◆ PROBLEM REQUIREMENTS ◆
The entries below are to be restated exactly, and their images are to be omitted.

Items from an interface collection

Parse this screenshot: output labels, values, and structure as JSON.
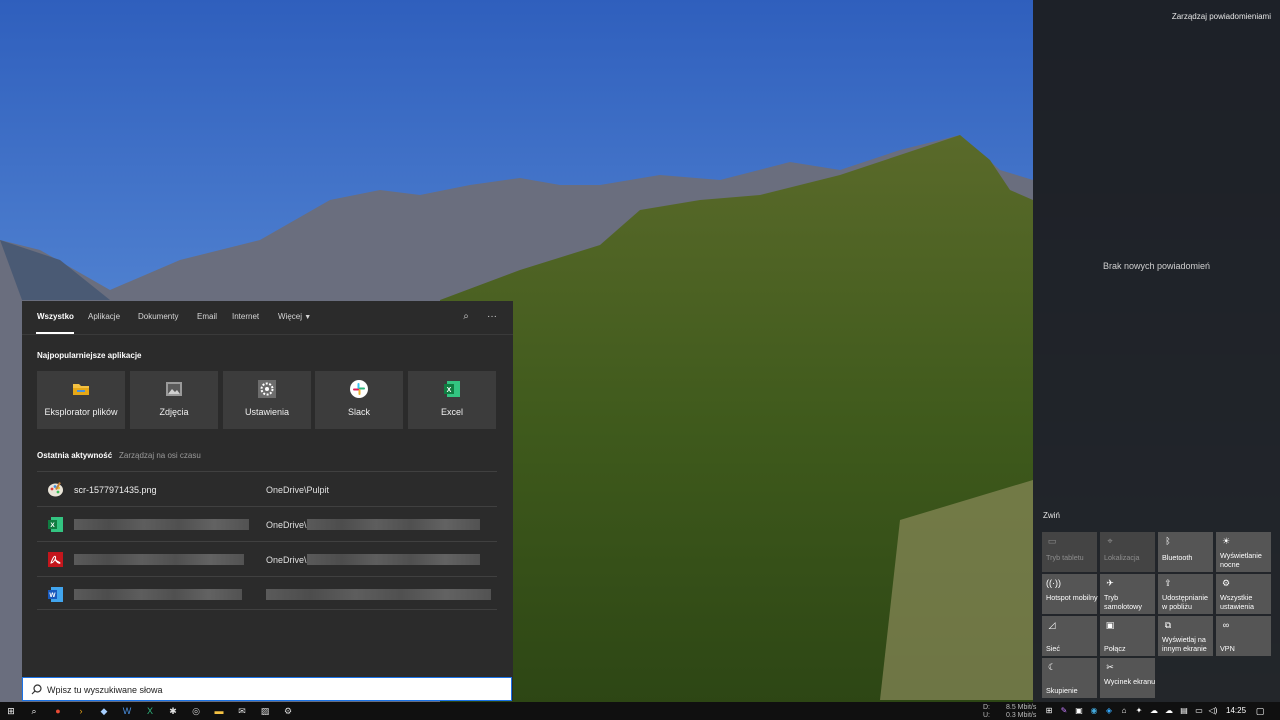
{
  "search": {
    "tabs": [
      "Wszystko",
      "Aplikacje",
      "Dokumenty",
      "Email",
      "Internet",
      "Więcej"
    ],
    "top_apps_title": "Najpopularniejsze aplikacje",
    "top_apps": [
      {
        "label": "Eksplorator plików",
        "icon": "folder-icon"
      },
      {
        "label": "Zdjęcia",
        "icon": "photos-icon"
      },
      {
        "label": "Ustawienia",
        "icon": "gear-icon"
      },
      {
        "label": "Slack",
        "icon": "slack-icon"
      },
      {
        "label": "Excel",
        "icon": "excel-icon"
      }
    ],
    "recent_title": "Ostatnia aktywność",
    "recent_manage": "Zarządzaj na osi czasu",
    "recent": [
      {
        "name": "scr-1577971435.png",
        "path": "OneDrive\\Pulpit",
        "icon": "paint-icon"
      },
      {
        "name": "",
        "path": "OneDrive\\",
        "icon": "excel-icon"
      },
      {
        "name": "",
        "path": "OneDrive\\",
        "icon": "pdf-icon"
      },
      {
        "name": "",
        "path": "",
        "icon": "word-icon"
      }
    ],
    "placeholder": "Wpisz tu wyszukiwane słowa"
  },
  "action_center": {
    "manage": "Zarządzaj powiadomieniami",
    "empty": "Brak nowych powiadomień",
    "collapse": "Zwiń",
    "tiles": [
      {
        "label": "Tryb tabletu",
        "icon": "tablet-icon",
        "state": "off"
      },
      {
        "label": "Lokalizacja",
        "icon": "location-icon",
        "state": "off"
      },
      {
        "label": "Bluetooth",
        "icon": "bluetooth-icon",
        "state": "on"
      },
      {
        "label": "Wyświetlanie nocne",
        "icon": "night-light-icon",
        "state": "on"
      },
      {
        "label": "Hotspot mobilny",
        "icon": "hotspot-icon",
        "state": "on"
      },
      {
        "label": "Tryb samolotowy",
        "icon": "airplane-icon",
        "state": "on"
      },
      {
        "label": "Udostępnianie w pobliżu",
        "icon": "nearby-share-icon",
        "state": "on"
      },
      {
        "label": "Wszystkie ustawienia",
        "icon": "settings-icon",
        "state": "on"
      },
      {
        "label": "Sieć",
        "icon": "network-icon",
        "state": "on"
      },
      {
        "label": "Połącz",
        "icon": "connect-icon",
        "state": "on"
      },
      {
        "label": "Wyświetlaj na innym ekranie",
        "icon": "project-icon",
        "state": "on"
      },
      {
        "label": "VPN",
        "icon": "vpn-icon",
        "state": "on"
      },
      {
        "label": "Skupienie",
        "icon": "focus-assist-icon",
        "state": "on"
      },
      {
        "label": "Wycinek ekranu",
        "icon": "snip-icon",
        "state": "on"
      }
    ]
  },
  "taskbar": {
    "net_down_label": "D:",
    "net_up_label": "U:",
    "net_down": "8.5 Mbit/s",
    "net_up": "0.3 Mbit/s",
    "time": "14:25"
  }
}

◆ EXPECTED OUTPUT ◆
Parse this screenshot: output labels, values, and structure as JSON.
{
  "search": {
    "tabs": [
      "Wszystko",
      "Aplikacje",
      "Dokumenty",
      "Email",
      "Internet",
      "Więcej"
    ],
    "top_apps_title": "Najpopularniejsze aplikacje",
    "top_apps": [
      {
        "label": "Eksplorator plików",
        "icon": "folder-icon"
      },
      {
        "label": "Zdjęcia",
        "icon": "photos-icon"
      },
      {
        "label": "Ustawienia",
        "icon": "gear-icon"
      },
      {
        "label": "Slack",
        "icon": "slack-icon"
      },
      {
        "label": "Excel",
        "icon": "excel-icon"
      }
    ],
    "recent_title": "Ostatnia aktywność",
    "recent_manage": "Zarządzaj na osi czasu",
    "recent": [
      {
        "name": "scr-1577971435.png",
        "path": "OneDrive\\Pulpit",
        "icon": "paint-icon"
      },
      {
        "name": "",
        "path": "OneDrive\\",
        "icon": "excel-icon"
      },
      {
        "name": "",
        "path": "OneDrive\\",
        "icon": "pdf-icon"
      },
      {
        "name": "",
        "path": "",
        "icon": "word-icon"
      }
    ],
    "placeholder": "Wpisz tu wyszukiwane słowa"
  },
  "action_center": {
    "manage": "Zarządzaj powiadomieniami",
    "empty": "Brak nowych powiadomień",
    "collapse": "Zwiń",
    "tiles": [
      {
        "label": "Tryb tabletu",
        "icon": "tablet-icon",
        "state": "off"
      },
      {
        "label": "Lokalizacja",
        "icon": "location-icon",
        "state": "off"
      },
      {
        "label": "Bluetooth",
        "icon": "bluetooth-icon",
        "state": "on"
      },
      {
        "label": "Wyświetlanie nocne",
        "icon": "night-light-icon",
        "state": "on"
      },
      {
        "label": "Hotspot mobilny",
        "icon": "hotspot-icon",
        "state": "on"
      },
      {
        "label": "Tryb samolotowy",
        "icon": "airplane-icon",
        "state": "on"
      },
      {
        "label": "Udostępnianie w pobliżu",
        "icon": "nearby-share-icon",
        "state": "on"
      },
      {
        "label": "Wszystkie ustawienia",
        "icon": "settings-icon",
        "state": "on"
      },
      {
        "label": "Sieć",
        "icon": "network-icon",
        "state": "on"
      },
      {
        "label": "Połącz",
        "icon": "connect-icon",
        "state": "on"
      },
      {
        "label": "Wyświetlaj na innym ekranie",
        "icon": "project-icon",
        "state": "on"
      },
      {
        "label": "VPN",
        "icon": "vpn-icon",
        "state": "on"
      },
      {
        "label": "Skupienie",
        "icon": "focus-assist-icon",
        "state": "on"
      },
      {
        "label": "Wycinek ekranu",
        "icon": "snip-icon",
        "state": "on"
      }
    ]
  },
  "taskbar": {
    "net_down_label": "D:",
    "net_up_label": "U:",
    "net_down": "8.5 Mbit/s",
    "net_up": "0.3 Mbit/s",
    "time": "14:25"
  }
}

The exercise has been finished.